One of those lawyers, Sidney Powell, plead guilty last Thursday to illegally conspiring to overturn Georgia’s 2020 election results. She was sentenced to six years probation, a $6,000 fine, and $2,700 in restitution to the Secretary of State’s Office. She must also submit a letter of apology to the citizens of Georgia, and is required to testify under oath against her co-defendants. One of those co-defendants, you may recall, is her former client, Donald Trump.
Powell became a well-recognized public figure in the weeks following the 2020 election, as she, on Trump’s behalf, made a number of appearances where she pushed one outlandish “election fraud” conspiracy theory after another. It should have been clear to any rational person at the time that for whatever strong reputation Powell once had as an attorney, she had — similarly to Rudy Giuliani — lost her freakin’ mind.
I mean, implicating the ghost of Hugo Chavez as part of a U.S. election-fraud charge seven years after the Venezuelan dictator had died was pretty wacky stuff. Yet, her words were accepted as truth and deemed righteous by millions of desperate Trump followers… including individuals on this website who I had long been familiar with, and once knew to be normal.
It was depressing.
After hearing the news of Powell’s conviction, I did a quick search on some of those old comment-section exchanges, to be reminded of just how delusional the Powell acolytes were. Even now, they’re shocking to read:
Again, that dude (who I just discovered through Substack still reads my columns religiously) was once sane and totally reasonable. I kid you not.
But insanity sells, and Powell, at the time, was great for ratings. That’s why she became a popular guest over those weeks on right-wing media outlets, including Fox News, where she continued to spew her nonsense that included the outrageous claim that election-tech companies Dominion Voting Systems and Smartmatic had conspired to change the results of the election. That claim later earned her and the networks that featured her enormous defamation lawsuits by those companies.
I’m delighted that Powell was convicted, and I’m looking forward to seeing more of her co-defendants held legally accountable. The wheels of justice turn slowly, but in the case of the anti-democratic “stop the steal” unlawfulness, they are indeed turning.
Still, as Gabriel Sterling, Georgia’s Secretary of State’s Chief Operations Office, told a local news network, the damage Powell caused will last for a long time.
What Powell did not only “undermined people’s faith in elections but undermined people’s faith in each other,” said Sterling. “There are families ripped apart by this. I don’t know how you measure that.”
Her actions also contributed to numerous election officials and other public servants (and their families) being harassed and even threatened with violence and death, and they assuredly added to the fire that engulfed the U.S. Capitol on January 6.

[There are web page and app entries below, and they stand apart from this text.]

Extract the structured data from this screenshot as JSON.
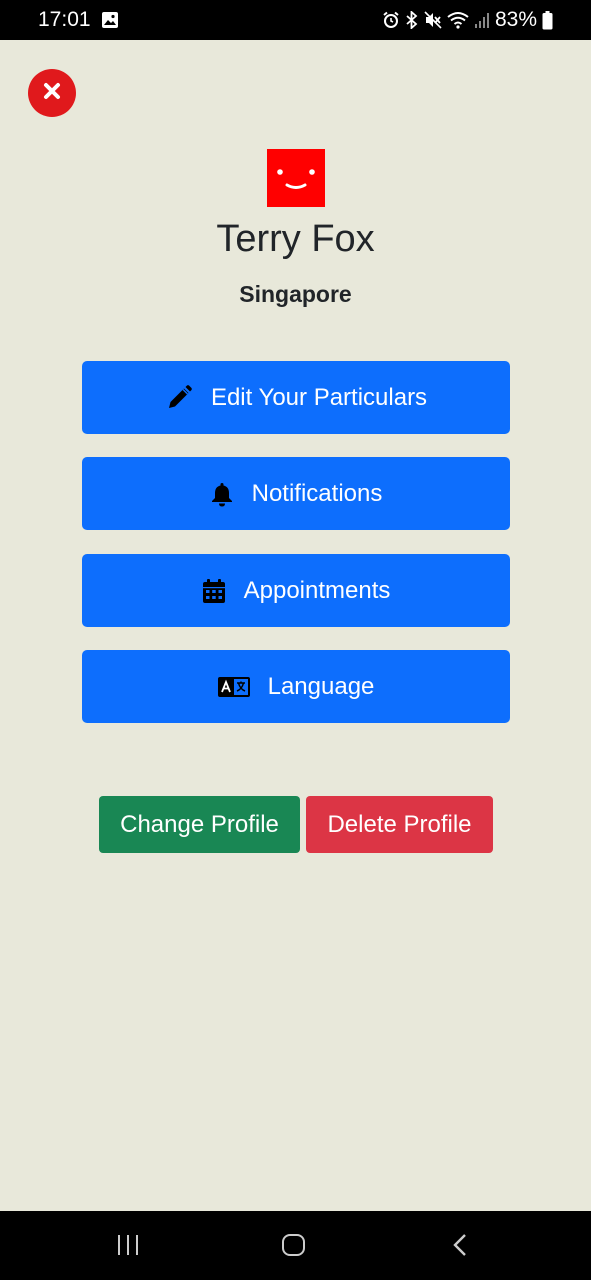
{
  "status_bar": {
    "time": "17:01",
    "battery": "83%"
  },
  "profile": {
    "name": "Terry Fox",
    "location": "Singapore"
  },
  "menu": [
    {
      "label": "Edit Your Particulars",
      "icon": "pencil-icon"
    },
    {
      "label": "Notifications",
      "icon": "bell-icon"
    },
    {
      "label": "Appointments",
      "icon": "calendar-icon"
    },
    {
      "label": "Language",
      "icon": "language-icon"
    }
  ],
  "actions": {
    "change_profile": "Change Profile",
    "delete_profile": "Delete Profile"
  },
  "colors": {
    "background": "#e8e8da",
    "primary": "#0d6efd",
    "success": "#198754",
    "danger": "#dc3545",
    "close": "#e0191c",
    "avatar": "#ff0000"
  }
}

That’s a very dark legacy to have, and who knows if Powell feels one bit bad about what all she did, or if those who were so eager to be duped by her have learned a damn thing from the experience.
Regardless, the legal system brought justice for her actions, and that’s a good thing for society.